[Recorded data]
========================================

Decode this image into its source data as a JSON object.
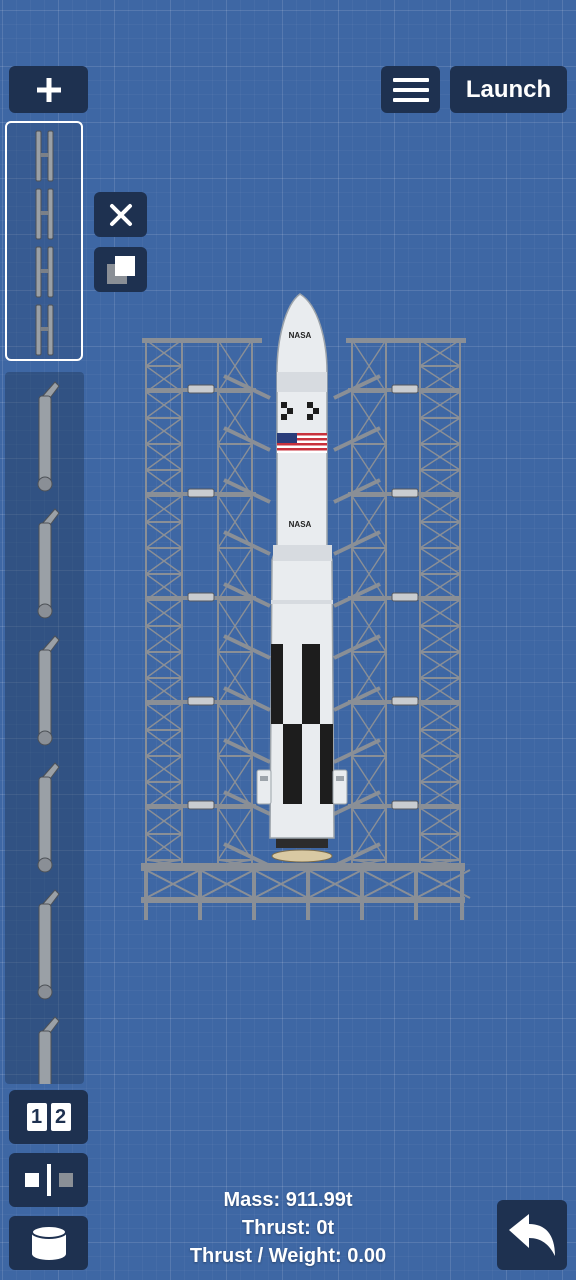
{
  "toolbar": {
    "launch_label": "Launch",
    "add_icon": "plus-icon",
    "menu_icon": "hamburger-menu-icon"
  },
  "edit_tools": {
    "delete_icon": "close-icon",
    "clone_icon": "clone-icon"
  },
  "bottom_tools": {
    "stage_icon": "stage-numbers-icon",
    "stage_numbers": [
      "1",
      "2"
    ],
    "symmetry_icon": "symmetry-icon",
    "fuel_icon": "fuel-tank-icon",
    "undo_icon": "undo-icon"
  },
  "parts_panel": {
    "selected_part_icon": "launch-tower-segment-icon",
    "items": [
      {
        "icon": "tower-arm-part-icon"
      },
      {
        "icon": "tower-arm-part-icon"
      },
      {
        "icon": "tower-arm-part-icon"
      },
      {
        "icon": "tower-arm-part-icon"
      },
      {
        "icon": "tower-arm-part-icon"
      },
      {
        "icon": "tower-arm-part-icon"
      }
    ]
  },
  "rocket": {
    "decal_top": "NASA",
    "decal_middle": "NASA",
    "colors": {
      "body": "#e9ecef",
      "checker": "#1d1d1d",
      "flag_red": "#c8313c",
      "flag_blue": "#2a3d7a"
    }
  },
  "stats": {
    "mass": "Mass: 911.99t",
    "thrust": "Thrust: 0t",
    "twr": "Thrust / Weight: 0.00"
  },
  "colors": {
    "background": "#3e67a4",
    "button_bg": "#1e3150",
    "tower": "#8a8f96"
  }
}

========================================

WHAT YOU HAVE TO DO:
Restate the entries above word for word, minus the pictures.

ANSWER TO THIS EXERCISE:
Decode this image into its source data as a JSON object.
{
  "toolbar": {
    "launch_label": "Launch",
    "add_icon": "plus-icon",
    "menu_icon": "hamburger-menu-icon"
  },
  "edit_tools": {
    "delete_icon": "close-icon",
    "clone_icon": "clone-icon"
  },
  "bottom_tools": {
    "stage_icon": "stage-numbers-icon",
    "stage_numbers": [
      "1",
      "2"
    ],
    "symmetry_icon": "symmetry-icon",
    "fuel_icon": "fuel-tank-icon",
    "undo_icon": "undo-icon"
  },
  "parts_panel": {
    "selected_part_icon": "launch-tower-segment-icon",
    "items": [
      {
        "icon": "tower-arm-part-icon"
      },
      {
        "icon": "tower-arm-part-icon"
      },
      {
        "icon": "tower-arm-part-icon"
      },
      {
        "icon": "tower-arm-part-icon"
      },
      {
        "icon": "tower-arm-part-icon"
      },
      {
        "icon": "tower-arm-part-icon"
      }
    ]
  },
  "rocket": {
    "decal_top": "NASA",
    "decal_middle": "NASA",
    "colors": {
      "body": "#e9ecef",
      "checker": "#1d1d1d",
      "flag_red": "#c8313c",
      "flag_blue": "#2a3d7a"
    }
  },
  "stats": {
    "mass": "Mass: 911.99t",
    "thrust": "Thrust: 0t",
    "twr": "Thrust / Weight: 0.00"
  },
  "colors": {
    "background": "#3e67a4",
    "button_bg": "#1e3150",
    "tower": "#8a8f96"
  }
}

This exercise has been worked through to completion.